Business Models

This category contains 925 posts

Confounded Complexity — Pondering the Endless Upgrade Paths of Digital Publishing

We were wrong to expect that online publishing would be cheaper and simpler than print. Acknowledging that, and facing the slower, more complicated commercial world it has created, could put us on a better path. Continue reading

Amazon Won the dot-book Top-level Internet Domain: Should Publishers Care?

Last week, Amazon won an auction for the .book Top Level Domain on the internet, paying $10 million for the new real estate. Was it worth it? And should publishers be worried about what this means for them? Continue reading

Additive, Substitutive, Subtractive

It is often argued that open access will reduce the overall cost of scholarly communications, but this article proposes that OA will be additive to the size of the current market. Continue reading

Researching Amazon and Libraries

Announcing a research project to study how many academic books Amazon sells to libraries. Continue reading

Strategy 1, 3, 5, and 10

Organizations need to encompass multiple perspectives on where a business is headed. It’s usually the case that the staff is not in agreement on that direction, but that could be a very good thing. Continue reading

The Size of the Open Access Market

A report from Simba Information tallies the total value of the open access marketplace, putting OA at 2.3% of the total market for STM journals. It documents as well, without comment, that more and more OA activity is the business of for-profit companies. Continue reading

Feeding the Goose: Thoughts on Fair Use and the GSU Decision

With the appellate court’s rejection of the district court’s decision in the Georgia State University fair-use case, we have yet another twist in this six-year-long saga of copyright litigation. It’s clearly a setback for GSU–but what about for fair use? Continue reading

Trust, Privacy, Big Data, and e-Book Readers

At the opening of the Frankfurt Book Fair this year, a pre-meeting session was held called CONTEC. This follow-up to the much beloved, but now defunct, O’Reilly Tools of Change conference brought together an interesting mix of leadership from traditional publishers, new start-ups, more traditional supply chain management, and a mix of speakers from outside … Continue reading

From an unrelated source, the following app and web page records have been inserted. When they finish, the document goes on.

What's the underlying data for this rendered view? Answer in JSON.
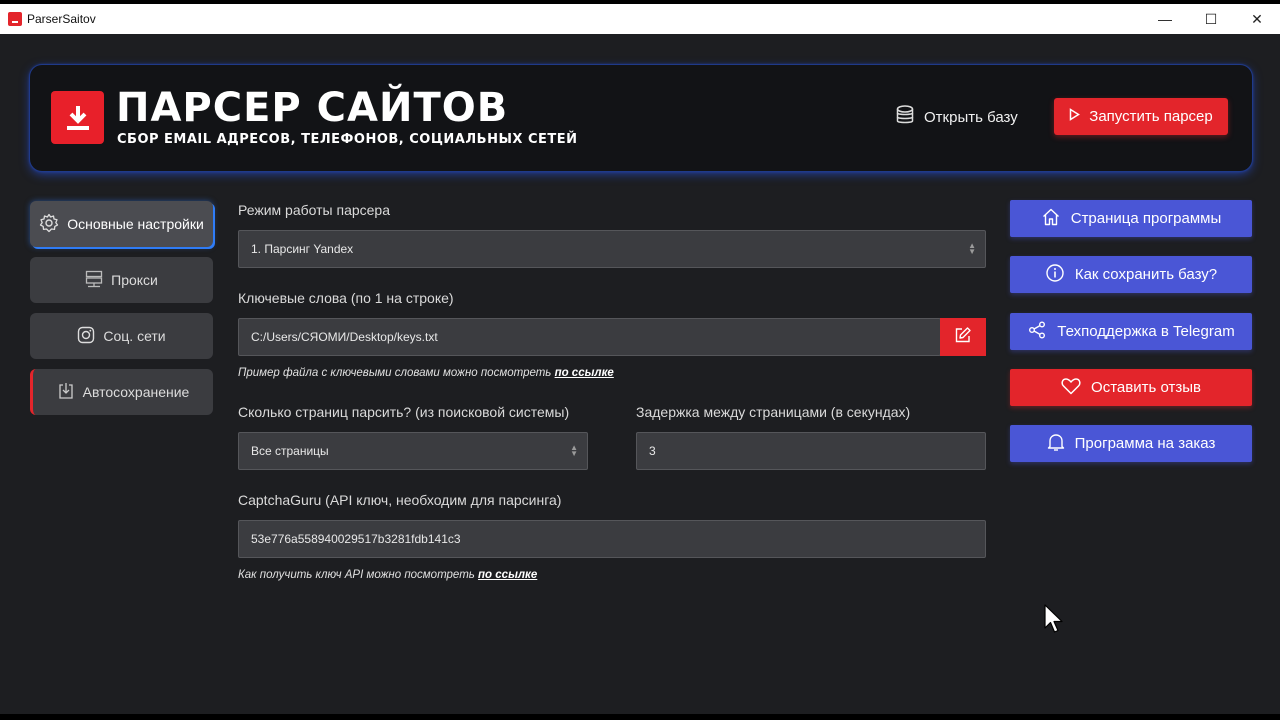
{
  "window": {
    "title": "ParserSaitov",
    "minimize": "—",
    "maximize": "☐",
    "close": "✕"
  },
  "header": {
    "title": "ПАРСЕР САЙТОВ",
    "subtitle": "СБОР EMAIL АДРЕСОВ, ТЕЛЕФОНОВ, СОЦИАЛЬНЫХ СЕТЕЙ",
    "open_db": "Открыть базу",
    "run_parser": "Запустить парсер"
  },
  "sidebar": {
    "items": [
      {
        "label": "Основные настройки",
        "icon": "gear-icon",
        "active": true
      },
      {
        "label": "Прокси",
        "icon": "server-icon"
      },
      {
        "label": "Соц. сети",
        "icon": "instagram-icon"
      },
      {
        "label": "Автосохранение",
        "icon": "save-icon"
      }
    ]
  },
  "form": {
    "mode_label": "Режим работы парсера",
    "mode_value": "1. Парсинг Yandex",
    "keywords_label": "Ключевые слова (по 1 на строке)",
    "keywords_value": "C:/Users/СЯОМИ/Desktop/keys.txt",
    "keywords_hint": "Пример файла с ключевыми словами можно посмотреть ",
    "keywords_hint_link": "по ссылке",
    "pages_label": "Сколько страниц парсить? (из поисковой системы)",
    "pages_value": "Все страницы",
    "delay_label": "Задержка между страницами (в секундах)",
    "delay_value": "3",
    "captcha_label": "CaptchaGuru (API ключ, необходим для парсинга)",
    "captcha_value": "53e776a558940029517b3281fdb141c3",
    "captcha_hint": "Как получить ключ API можно посмотреть ",
    "captcha_hint_link": "по ссылке"
  },
  "right_panel": {
    "buttons": [
      {
        "label": "Страница программы",
        "icon": "home-icon",
        "color": "#4a56d6"
      },
      {
        "label": "Как сохранить базу?",
        "icon": "info-icon",
        "color": "#4a56d6"
      },
      {
        "label": "Техподдержка в Telegram",
        "icon": "share-icon",
        "color": "#4a56d6"
      },
      {
        "label": "Оставить отзыв",
        "icon": "heart-icon",
        "color": "#e3252b"
      },
      {
        "label": "Программа на заказ",
        "icon": "bell-icon",
        "color": "#4a56d6"
      }
    ]
  },
  "colors": {
    "accent_red": "#e3252b",
    "accent_blue": "#4a56d6",
    "glow_blue": "#2f7cf6",
    "background": "#1d1e21"
  }
}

Stick To Your Ribs: What Does A Scientist Want?

Revisiting Joe Esposito’s post on the real world concerns of the research community. Although many people claim to know what scientists want, the author’s own ongoing survey has come up with results that are at odds with most conventional wisdom. This post summarizes those findings and identifies a near-universal view held by many scientists. Continue reading

Peak Subscription

Since the late 1990s there have been two drivers of growth in STM and scholarly publishing: site licensing and global expansion. As successful as these activities have been, however, we appear to be nearing, if not a peak, at least a plateau. Institutional library budgets have not kept pace with the growth in global research output. At the same time, institutional market penetration is nearing saturation for many publishers.

So the question is, where is the growth going to come from? Continue reading

Side Dishes by Stewart Wills

Find Posts by Category

Find Posts by Date

November 2014
S M T W T F S
« Oct    
 1
2345678
9101112131415
16171819202122
23242526272829
30  

The Scholarly Kitchen on Twitter

SSP_LOGO
The mission of the Society for Scholarly Publishing (SSP) is "[t]o advance scholarly publishing and communication, and the professional development of its members through education, collaboration, and networking." SSP established The Scholarly Kitchen blog in February 2008 to keep SSP members and interested parties aware of new developments in publishing.
......................................
The Scholarly Kitchen is a moderated and independent blog. Opinions on The Scholarly Kitchen are those of the authors. They are not necessarily those held by the Society for Scholarly Publishing nor by their respective employers.
Follow

Get every new post delivered to your Inbox.

Join 14,885 other followers